(Element data from apps and pages)
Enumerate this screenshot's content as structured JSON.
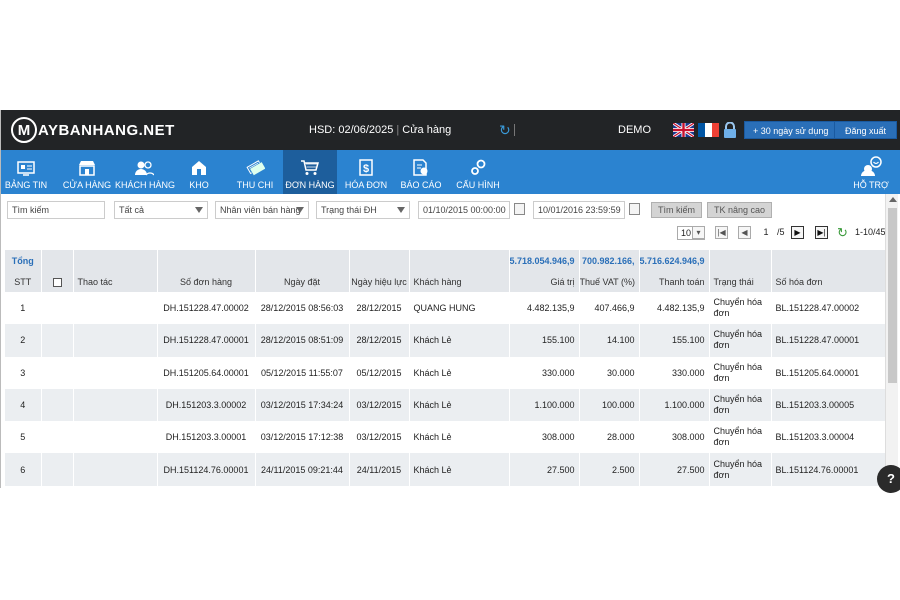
{
  "topbar": {
    "logo_letter": "M",
    "logo_text": "AYBANHANG.NET",
    "hsd": "HSD: 02/06/2025",
    "store": "Cửa hàng",
    "demo": "DEMO",
    "trial_button": "+ 30 ngày sử dụng",
    "logout_button": "Đăng xuất"
  },
  "nav": {
    "items": [
      {
        "label": "BẢNG TIN",
        "icon": "dashboard-icon"
      },
      {
        "label": "CỬA HÀNG",
        "icon": "store-icon"
      },
      {
        "label": "KHÁCH HÀNG",
        "icon": "customers-icon"
      },
      {
        "label": "KHO",
        "icon": "warehouse-icon"
      },
      {
        "label": "THU CHI",
        "icon": "money-icon"
      },
      {
        "label": "ĐƠN HÀNG",
        "icon": "cart-icon"
      },
      {
        "label": "HÓA ĐƠN",
        "icon": "invoice-icon"
      },
      {
        "label": "BÁO CÁO",
        "icon": "report-icon"
      },
      {
        "label": "CẤU HÌNH",
        "icon": "settings-icon"
      }
    ],
    "support": "HỖ TRỢ",
    "active": "ĐƠN HÀNG"
  },
  "filters": {
    "search_placeholder": "Tìm kiếm",
    "category": "Tất cả",
    "staff": "Nhân viên bán hàng",
    "status": "Trạng thái ĐH",
    "date_from": "01/10/2015 00:00:00",
    "date_to": "10/01/2016 23:59:59",
    "search_button": "Tìm kiếm",
    "advanced_button": "TK nâng cao"
  },
  "pager": {
    "page_size": "10",
    "current_page": "1",
    "total_pages": "/5",
    "range": "1-10/45"
  },
  "table": {
    "total_label": "Tổng",
    "totals": {
      "gia_tri": "5.718.054.946,9",
      "thue": "700.982.166,",
      "thanh_toan": "5.716.624.946,9"
    },
    "headers": {
      "stt": "STT",
      "thao_tac": "Thao tác",
      "so_don_hang": "Số đơn hàng",
      "ngay_dat": "Ngày đặt",
      "ngay_hieu_luc": "Ngày hiệu lực",
      "khach_hang": "Khách hàng",
      "gia_tri": "Giá trị",
      "thue": "Thuế VAT (%)",
      "thanh_toan": "Thanh toán",
      "trang_thai": "Trạng thái",
      "so_hoa_don": "Số hóa đơn"
    },
    "rows": [
      {
        "stt": "1",
        "so_don_hang": "DH.151228.47.00002",
        "ngay_dat": "28/12/2015 08:56:03",
        "ngay_hieu_luc": "28/12/2015",
        "khach_hang": "QUANG HUNG",
        "gia_tri": "4.482.135,9",
        "thue": "407.466,9",
        "thanh_toan": "4.482.135,9",
        "trang_thai": "Chuyển hóa đơn",
        "so_hoa_don": "BL.151228.47.00002"
      },
      {
        "stt": "2",
        "so_don_hang": "DH.151228.47.00001",
        "ngay_dat": "28/12/2015 08:51:09",
        "ngay_hieu_luc": "28/12/2015",
        "khach_hang": "Khách Lẻ",
        "gia_tri": "155.100",
        "thue": "14.100",
        "thanh_toan": "155.100",
        "trang_thai": "Chuyển hóa đơn",
        "so_hoa_don": "BL.151228.47.00001"
      },
      {
        "stt": "3",
        "so_don_hang": "DH.151205.64.00001",
        "ngay_dat": "05/12/2015 11:55:07",
        "ngay_hieu_luc": "05/12/2015",
        "khach_hang": "Khách Lẻ",
        "gia_tri": "330.000",
        "thue": "30.000",
        "thanh_toan": "330.000",
        "trang_thai": "Chuyển hóa đơn",
        "so_hoa_don": "BL.151205.64.00001"
      },
      {
        "stt": "4",
        "so_don_hang": "DH.151203.3.00002",
        "ngay_dat": "03/12/2015 17:34:24",
        "ngay_hieu_luc": "03/12/2015",
        "khach_hang": "Khách Lẻ",
        "gia_tri": "1.100.000",
        "thue": "100.000",
        "thanh_toan": "1.100.000",
        "trang_thai": "Chuyển hóa đơn",
        "so_hoa_don": "BL.151203.3.00005"
      },
      {
        "stt": "5",
        "so_don_hang": "DH.151203.3.00001",
        "ngay_dat": "03/12/2015 17:12:38",
        "ngay_hieu_luc": "03/12/2015",
        "khach_hang": "Khách Lẻ",
        "gia_tri": "308.000",
        "thue": "28.000",
        "thanh_toan": "308.000",
        "trang_thai": "Chuyển hóa đơn",
        "so_hoa_don": "BL.151203.3.00004"
      },
      {
        "stt": "6",
        "so_don_hang": "DH.151124.76.00001",
        "ngay_dat": "24/11/2015 09:21:44",
        "ngay_hieu_luc": "24/11/2015",
        "khach_hang": "Khách Lẻ",
        "gia_tri": "27.500",
        "thue": "2.500",
        "thanh_toan": "27.500",
        "trang_thai": "Chuyển hóa đơn",
        "so_hoa_don": "BL.151124.76.00001"
      }
    ]
  },
  "help_fab": "?"
}
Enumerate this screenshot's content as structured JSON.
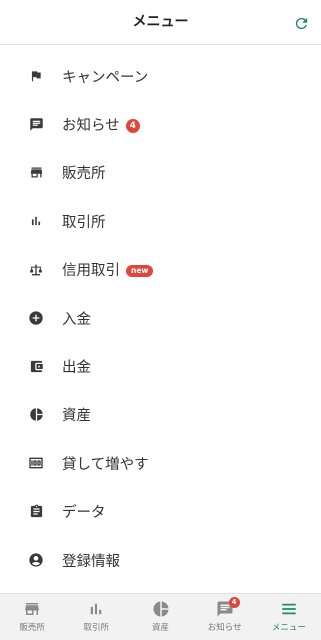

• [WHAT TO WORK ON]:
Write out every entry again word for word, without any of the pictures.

• [COMPLETED EXERCISE]:
Enumerate this screenshot's content as structured JSON.
{
  "topbar": {
    "logo_letter": "M",
    "logo_text": "AYBANHANG.NET",
    "hsd": "HSD: 02/06/2025",
    "store": "Cửa hàng",
    "demo": "DEMO",
    "trial_button": "+ 30 ngày sử dụng",
    "logout_button": "Đăng xuất"
  },
  "nav": {
    "items": [
      {
        "label": "BẢNG TIN",
        "icon": "dashboard-icon"
      },
      {
        "label": "CỬA HÀNG",
        "icon": "store-icon"
      },
      {
        "label": "KHÁCH HÀNG",
        "icon": "customers-icon"
      },
      {
        "label": "KHO",
        "icon": "warehouse-icon"
      },
      {
        "label": "THU CHI",
        "icon": "money-icon"
      },
      {
        "label": "ĐƠN HÀNG",
        "icon": "cart-icon"
      },
      {
        "label": "HÓA ĐƠN",
        "icon": "invoice-icon"
      },
      {
        "label": "BÁO CÁO",
        "icon": "report-icon"
      },
      {
        "label": "CẤU HÌNH",
        "icon": "settings-icon"
      }
    ],
    "support": "HỖ TRỢ",
    "active": "ĐƠN HÀNG"
  },
  "filters": {
    "search_placeholder": "Tìm kiếm",
    "category": "Tất cả",
    "staff": "Nhân viên bán hàng",
    "status": "Trạng thái ĐH",
    "date_from": "01/10/2015 00:00:00",
    "date_to": "10/01/2016 23:59:59",
    "search_button": "Tìm kiếm",
    "advanced_button": "TK nâng cao"
  },
  "pager": {
    "page_size": "10",
    "current_page": "1",
    "total_pages": "/5",
    "range": "1-10/45"
  },
  "table": {
    "total_label": "Tổng",
    "totals": {
      "gia_tri": "5.718.054.946,9",
      "thue": "700.982.166,",
      "thanh_toan": "5.716.624.946,9"
    },
    "headers": {
      "stt": "STT",
      "thao_tac": "Thao tác",
      "so_don_hang": "Số đơn hàng",
      "ngay_dat": "Ngày đặt",
      "ngay_hieu_luc": "Ngày hiệu lực",
      "khach_hang": "Khách hàng",
      "gia_tri": "Giá trị",
      "thue": "Thuế VAT (%)",
      "thanh_toan": "Thanh toán",
      "trang_thai": "Trạng thái",
      "so_hoa_don": "Số hóa đơn"
    },
    "rows": [
      {
        "stt": "1",
        "so_don_hang": "DH.151228.47.00002",
        "ngay_dat": "28/12/2015 08:56:03",
        "ngay_hieu_luc": "28/12/2015",
        "khach_hang": "QUANG HUNG",
        "gia_tri": "4.482.135,9",
        "thue": "407.466,9",
        "thanh_toan": "4.482.135,9",
        "trang_thai": "Chuyển hóa đơn",
        "so_hoa_don": "BL.151228.47.00002"
      },
      {
        "stt": "2",
        "so_don_hang": "DH.151228.47.00001",
        "ngay_dat": "28/12/2015 08:51:09",
        "ngay_hieu_luc": "28/12/2015",
        "khach_hang": "Khách Lẻ",
        "gia_tri": "155.100",
        "thue": "14.100",
        "thanh_toan": "155.100",
        "trang_thai": "Chuyển hóa đơn",
        "so_hoa_don": "BL.151228.47.00001"
      },
      {
        "stt": "3",
        "so_don_hang": "DH.151205.64.00001",
        "ngay_dat": "05/12/2015 11:55:07",
        "ngay_hieu_luc": "05/12/2015",
        "khach_hang": "Khách Lẻ",
        "gia_tri": "330.000",
        "thue": "30.000",
        "thanh_toan": "330.000",
        "trang_thai": "Chuyển hóa đơn",
        "so_hoa_don": "BL.151205.64.00001"
      },
      {
        "stt": "4",
        "so_don_hang": "DH.151203.3.00002",
        "ngay_dat": "03/12/2015 17:34:24",
        "ngay_hieu_luc": "03/12/2015",
        "khach_hang": "Khách Lẻ",
        "gia_tri": "1.100.000",
        "thue": "100.000",
        "thanh_toan": "1.100.000",
        "trang_thai": "Chuyển hóa đơn",
        "so_hoa_don": "BL.151203.3.00005"
      },
      {
        "stt": "5",
        "so_don_hang": "DH.151203.3.00001",
        "ngay_dat": "03/12/2015 17:12:38",
        "ngay_hieu_luc": "03/12/2015",
        "khach_hang": "Khách Lẻ",
        "gia_tri": "308.000",
        "thue": "28.000",
        "thanh_toan": "308.000",
        "trang_thai": "Chuyển hóa đơn",
        "so_hoa_don": "BL.151203.3.00004"
      },
      {
        "stt": "6",
        "so_don_hang": "DH.151124.76.00001",
        "ngay_dat": "24/11/2015 09:21:44",
        "ngay_hieu_luc": "24/11/2015",
        "khach_hang": "Khách Lẻ",
        "gia_tri": "27.500",
        "thue": "2.500",
        "thanh_toan": "27.500",
        "trang_thai": "Chuyển hóa đơn",
        "so_hoa_don": "BL.151124.76.00001"
      }
    ]
  },
  "help_fab": "?"
}
Enumerate this screenshot's content as structured JSON.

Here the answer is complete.